Data for this task START
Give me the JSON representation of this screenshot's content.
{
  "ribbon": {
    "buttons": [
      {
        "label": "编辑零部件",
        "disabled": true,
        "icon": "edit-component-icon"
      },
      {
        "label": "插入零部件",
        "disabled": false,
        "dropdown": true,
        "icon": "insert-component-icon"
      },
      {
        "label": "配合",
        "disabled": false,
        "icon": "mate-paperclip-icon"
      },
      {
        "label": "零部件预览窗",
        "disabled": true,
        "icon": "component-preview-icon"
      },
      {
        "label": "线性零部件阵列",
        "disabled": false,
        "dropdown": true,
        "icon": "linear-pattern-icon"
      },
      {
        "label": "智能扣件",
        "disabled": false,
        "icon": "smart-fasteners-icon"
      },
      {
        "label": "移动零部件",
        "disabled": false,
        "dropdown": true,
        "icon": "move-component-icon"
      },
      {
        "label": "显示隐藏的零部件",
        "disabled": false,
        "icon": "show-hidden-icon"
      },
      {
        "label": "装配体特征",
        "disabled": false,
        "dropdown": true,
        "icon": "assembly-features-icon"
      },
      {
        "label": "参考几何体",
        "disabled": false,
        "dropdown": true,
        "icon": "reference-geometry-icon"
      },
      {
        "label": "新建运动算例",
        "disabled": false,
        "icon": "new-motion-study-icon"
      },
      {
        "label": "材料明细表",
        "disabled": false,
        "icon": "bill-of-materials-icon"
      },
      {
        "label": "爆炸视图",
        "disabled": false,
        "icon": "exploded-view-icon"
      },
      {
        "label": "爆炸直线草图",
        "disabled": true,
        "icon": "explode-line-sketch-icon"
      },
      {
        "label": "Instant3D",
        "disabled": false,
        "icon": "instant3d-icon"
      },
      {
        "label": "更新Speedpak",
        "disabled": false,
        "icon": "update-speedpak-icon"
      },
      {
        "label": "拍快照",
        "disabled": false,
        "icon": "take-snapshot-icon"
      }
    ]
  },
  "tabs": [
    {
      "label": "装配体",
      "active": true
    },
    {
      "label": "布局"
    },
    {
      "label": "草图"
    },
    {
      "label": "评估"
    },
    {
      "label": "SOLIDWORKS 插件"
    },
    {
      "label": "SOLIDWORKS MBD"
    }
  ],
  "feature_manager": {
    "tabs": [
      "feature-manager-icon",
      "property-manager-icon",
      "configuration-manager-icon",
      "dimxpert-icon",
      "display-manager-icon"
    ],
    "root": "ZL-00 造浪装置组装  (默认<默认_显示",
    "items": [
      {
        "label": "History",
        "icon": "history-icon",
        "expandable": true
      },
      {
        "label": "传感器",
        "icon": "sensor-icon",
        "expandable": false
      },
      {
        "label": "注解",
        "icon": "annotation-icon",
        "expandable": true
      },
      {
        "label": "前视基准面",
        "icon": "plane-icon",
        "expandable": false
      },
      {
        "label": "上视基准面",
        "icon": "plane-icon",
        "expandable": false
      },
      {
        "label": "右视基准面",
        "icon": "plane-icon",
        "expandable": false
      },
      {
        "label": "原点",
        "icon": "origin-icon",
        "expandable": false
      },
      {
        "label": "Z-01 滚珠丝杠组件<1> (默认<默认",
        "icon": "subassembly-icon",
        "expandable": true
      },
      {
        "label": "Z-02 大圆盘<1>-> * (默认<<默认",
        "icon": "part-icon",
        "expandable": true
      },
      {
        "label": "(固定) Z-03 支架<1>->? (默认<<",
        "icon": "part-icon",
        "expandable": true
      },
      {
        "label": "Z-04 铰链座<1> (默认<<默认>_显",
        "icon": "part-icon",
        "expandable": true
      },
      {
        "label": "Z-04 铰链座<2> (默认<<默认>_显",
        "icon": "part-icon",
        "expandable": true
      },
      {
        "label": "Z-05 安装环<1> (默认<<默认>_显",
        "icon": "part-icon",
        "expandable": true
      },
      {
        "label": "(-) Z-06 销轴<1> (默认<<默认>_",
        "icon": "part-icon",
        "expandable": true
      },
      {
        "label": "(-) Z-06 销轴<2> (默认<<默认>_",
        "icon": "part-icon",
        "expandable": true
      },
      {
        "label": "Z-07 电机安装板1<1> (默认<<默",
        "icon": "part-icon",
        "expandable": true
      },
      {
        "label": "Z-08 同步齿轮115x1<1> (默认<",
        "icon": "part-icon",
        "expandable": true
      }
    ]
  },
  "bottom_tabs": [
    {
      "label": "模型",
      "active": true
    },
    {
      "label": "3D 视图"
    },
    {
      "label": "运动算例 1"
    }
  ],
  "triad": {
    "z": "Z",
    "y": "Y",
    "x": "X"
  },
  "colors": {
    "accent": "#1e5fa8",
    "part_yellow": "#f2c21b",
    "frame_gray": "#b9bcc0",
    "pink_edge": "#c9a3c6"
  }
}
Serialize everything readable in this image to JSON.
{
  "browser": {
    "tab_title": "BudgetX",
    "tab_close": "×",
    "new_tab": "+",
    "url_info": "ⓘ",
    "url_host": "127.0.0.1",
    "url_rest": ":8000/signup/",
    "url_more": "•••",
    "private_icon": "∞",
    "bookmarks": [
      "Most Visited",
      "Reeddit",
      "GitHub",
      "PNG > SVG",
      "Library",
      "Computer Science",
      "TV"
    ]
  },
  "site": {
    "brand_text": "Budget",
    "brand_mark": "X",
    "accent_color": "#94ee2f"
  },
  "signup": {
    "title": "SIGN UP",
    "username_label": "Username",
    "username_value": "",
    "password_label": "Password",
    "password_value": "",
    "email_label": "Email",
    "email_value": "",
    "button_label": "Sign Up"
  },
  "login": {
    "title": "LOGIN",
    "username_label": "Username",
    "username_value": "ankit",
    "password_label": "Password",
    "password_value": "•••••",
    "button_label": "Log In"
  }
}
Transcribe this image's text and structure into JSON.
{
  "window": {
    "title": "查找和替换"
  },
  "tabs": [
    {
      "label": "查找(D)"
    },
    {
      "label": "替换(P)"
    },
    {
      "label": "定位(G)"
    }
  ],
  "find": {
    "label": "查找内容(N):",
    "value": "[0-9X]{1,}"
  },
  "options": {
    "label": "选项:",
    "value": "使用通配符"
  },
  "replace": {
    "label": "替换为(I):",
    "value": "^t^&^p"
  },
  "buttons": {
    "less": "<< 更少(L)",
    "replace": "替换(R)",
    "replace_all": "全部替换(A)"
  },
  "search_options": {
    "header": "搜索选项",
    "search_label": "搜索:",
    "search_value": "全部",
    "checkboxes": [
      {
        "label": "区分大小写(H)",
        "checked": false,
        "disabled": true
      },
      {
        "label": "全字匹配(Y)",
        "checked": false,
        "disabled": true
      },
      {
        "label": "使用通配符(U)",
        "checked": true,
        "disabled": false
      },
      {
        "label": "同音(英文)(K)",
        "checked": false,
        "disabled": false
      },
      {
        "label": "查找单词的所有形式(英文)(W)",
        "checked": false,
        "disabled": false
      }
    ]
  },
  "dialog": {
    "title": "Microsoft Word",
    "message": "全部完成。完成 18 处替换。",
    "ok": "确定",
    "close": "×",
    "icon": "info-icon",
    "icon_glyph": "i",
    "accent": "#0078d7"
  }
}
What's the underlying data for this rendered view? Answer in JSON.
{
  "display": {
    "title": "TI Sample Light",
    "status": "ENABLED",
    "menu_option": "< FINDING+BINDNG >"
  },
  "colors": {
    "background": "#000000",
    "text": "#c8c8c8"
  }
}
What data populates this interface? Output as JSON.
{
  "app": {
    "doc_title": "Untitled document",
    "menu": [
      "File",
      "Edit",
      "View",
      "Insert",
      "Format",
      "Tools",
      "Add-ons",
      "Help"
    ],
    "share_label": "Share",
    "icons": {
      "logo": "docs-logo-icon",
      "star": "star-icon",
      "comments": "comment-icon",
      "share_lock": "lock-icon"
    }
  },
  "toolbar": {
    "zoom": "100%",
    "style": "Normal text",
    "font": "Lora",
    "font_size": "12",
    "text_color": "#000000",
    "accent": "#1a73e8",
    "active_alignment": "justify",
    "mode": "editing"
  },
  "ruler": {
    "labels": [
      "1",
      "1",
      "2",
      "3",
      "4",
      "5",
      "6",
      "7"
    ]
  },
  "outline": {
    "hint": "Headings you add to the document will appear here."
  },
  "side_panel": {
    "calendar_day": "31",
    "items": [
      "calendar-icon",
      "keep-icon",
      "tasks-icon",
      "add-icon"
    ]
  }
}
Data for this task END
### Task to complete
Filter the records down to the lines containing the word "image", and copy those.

### Solved problem
Serialize everything readable in this image to JSON.
Transcribe this image's text and structure into JSON.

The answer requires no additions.